§ **What is expected**: Copy every line of the data exactly, keeping out any picture.

§ **Provided data**:
===============

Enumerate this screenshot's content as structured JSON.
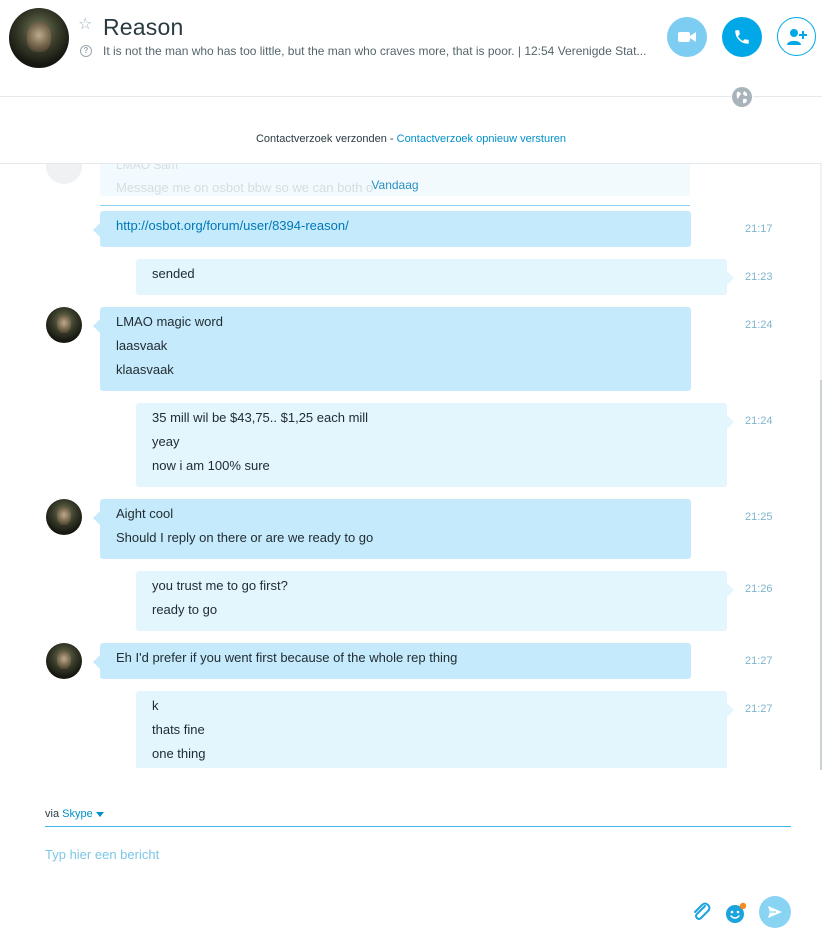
{
  "header": {
    "contact_name": "Reason",
    "mood": "It is not the man who has too little, but the man who craves more, that is poor.  | 12:54 Verenigde Stat...",
    "buttons": [
      "video-call",
      "audio-call",
      "add-participant"
    ]
  },
  "contact_request": {
    "text": "Contactverzoek verzonden",
    "separator": " - ",
    "link": "Contactverzoek opnieuw versturen"
  },
  "conversation": {
    "faded_preview": {
      "sender": "LMAO Sam",
      "message": "Message me on osbot bbw so we can both o"
    },
    "date_separator": "Vandaag",
    "messages": [
      {
        "direction": "in",
        "avatar": false,
        "time": "21:17",
        "lines": [
          "http://osbot.org/forum/user/8394-reason/"
        ],
        "link": true
      },
      {
        "direction": "out",
        "avatar": false,
        "time": "21:23",
        "lines": [
          "sended"
        ]
      },
      {
        "direction": "in",
        "avatar": true,
        "time": "21:24",
        "lines": [
          "LMAO magic word",
          "laasvaak",
          "klaasvaak"
        ]
      },
      {
        "direction": "out",
        "avatar": false,
        "time": "21:24",
        "lines": [
          "35 mill wil be $43,75.. $1,25 each mill",
          "yeay",
          "now i am 100% sure"
        ]
      },
      {
        "direction": "in",
        "avatar": true,
        "time": "21:25",
        "lines": [
          "Aight cool",
          "Should I reply on there or are we ready to go"
        ]
      },
      {
        "direction": "out",
        "avatar": false,
        "time": "21:26",
        "lines": [
          "you trust me to go first?",
          "ready to go"
        ]
      },
      {
        "direction": "in",
        "avatar": true,
        "time": "21:27",
        "lines": [
          "Eh I'd prefer if you went first because of the whole rep thing"
        ]
      },
      {
        "direction": "out",
        "avatar": false,
        "time": "21:27",
        "lines": [
          "k",
          "thats fine",
          "one thing"
        ]
      }
    ]
  },
  "composer": {
    "via_label": "via",
    "via_service": "Skype",
    "placeholder": "Typ hier een bericht",
    "value": ""
  },
  "colors": {
    "accent": "#00a8e8",
    "incoming_bubble": "#c5eafb",
    "outgoing_bubble": "#e3f5fd",
    "timestamp": "#7fb5cc"
  },
  "icons": [
    "star-icon",
    "mood-info-icon",
    "video-icon",
    "phone-icon",
    "add-contact-icon",
    "globe-icon",
    "paperclip-icon",
    "emoji-icon",
    "send-icon"
  ]
}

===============

§ **Exercise response**:
Enumerate this screenshot's content as structured JSON.
{
  "header": {
    "contact_name": "Reason",
    "mood": "It is not the man who has too little, but the man who craves more, that is poor.  | 12:54 Verenigde Stat...",
    "buttons": [
      "video-call",
      "audio-call",
      "add-participant"
    ]
  },
  "contact_request": {
    "text": "Contactverzoek verzonden",
    "separator": " - ",
    "link": "Contactverzoek opnieuw versturen"
  },
  "conversation": {
    "faded_preview": {
      "sender": "LMAO Sam",
      "message": "Message me on osbot bbw so we can both o"
    },
    "date_separator": "Vandaag",
    "messages": [
      {
        "direction": "in",
        "avatar": false,
        "time": "21:17",
        "lines": [
          "http://osbot.org/forum/user/8394-reason/"
        ],
        "link": true
      },
      {
        "direction": "out",
        "avatar": false,
        "time": "21:23",
        "lines": [
          "sended"
        ]
      },
      {
        "direction": "in",
        "avatar": true,
        "time": "21:24",
        "lines": [
          "LMAO magic word",
          "laasvaak",
          "klaasvaak"
        ]
      },
      {
        "direction": "out",
        "avatar": false,
        "time": "21:24",
        "lines": [
          "35 mill wil be $43,75.. $1,25 each mill",
          "yeay",
          "now i am 100% sure"
        ]
      },
      {
        "direction": "in",
        "avatar": true,
        "time": "21:25",
        "lines": [
          "Aight cool",
          "Should I reply on there or are we ready to go"
        ]
      },
      {
        "direction": "out",
        "avatar": false,
        "time": "21:26",
        "lines": [
          "you trust me to go first?",
          "ready to go"
        ]
      },
      {
        "direction": "in",
        "avatar": true,
        "time": "21:27",
        "lines": [
          "Eh I'd prefer if you went first because of the whole rep thing"
        ]
      },
      {
        "direction": "out",
        "avatar": false,
        "time": "21:27",
        "lines": [
          "k",
          "thats fine",
          "one thing"
        ]
      }
    ]
  },
  "composer": {
    "via_label": "via",
    "via_service": "Skype",
    "placeholder": "Typ hier een bericht",
    "value": ""
  },
  "colors": {
    "accent": "#00a8e8",
    "incoming_bubble": "#c5eafb",
    "outgoing_bubble": "#e3f5fd",
    "timestamp": "#7fb5cc"
  },
  "icons": [
    "star-icon",
    "mood-info-icon",
    "video-icon",
    "phone-icon",
    "add-contact-icon",
    "globe-icon",
    "paperclip-icon",
    "emoji-icon",
    "send-icon"
  ]
}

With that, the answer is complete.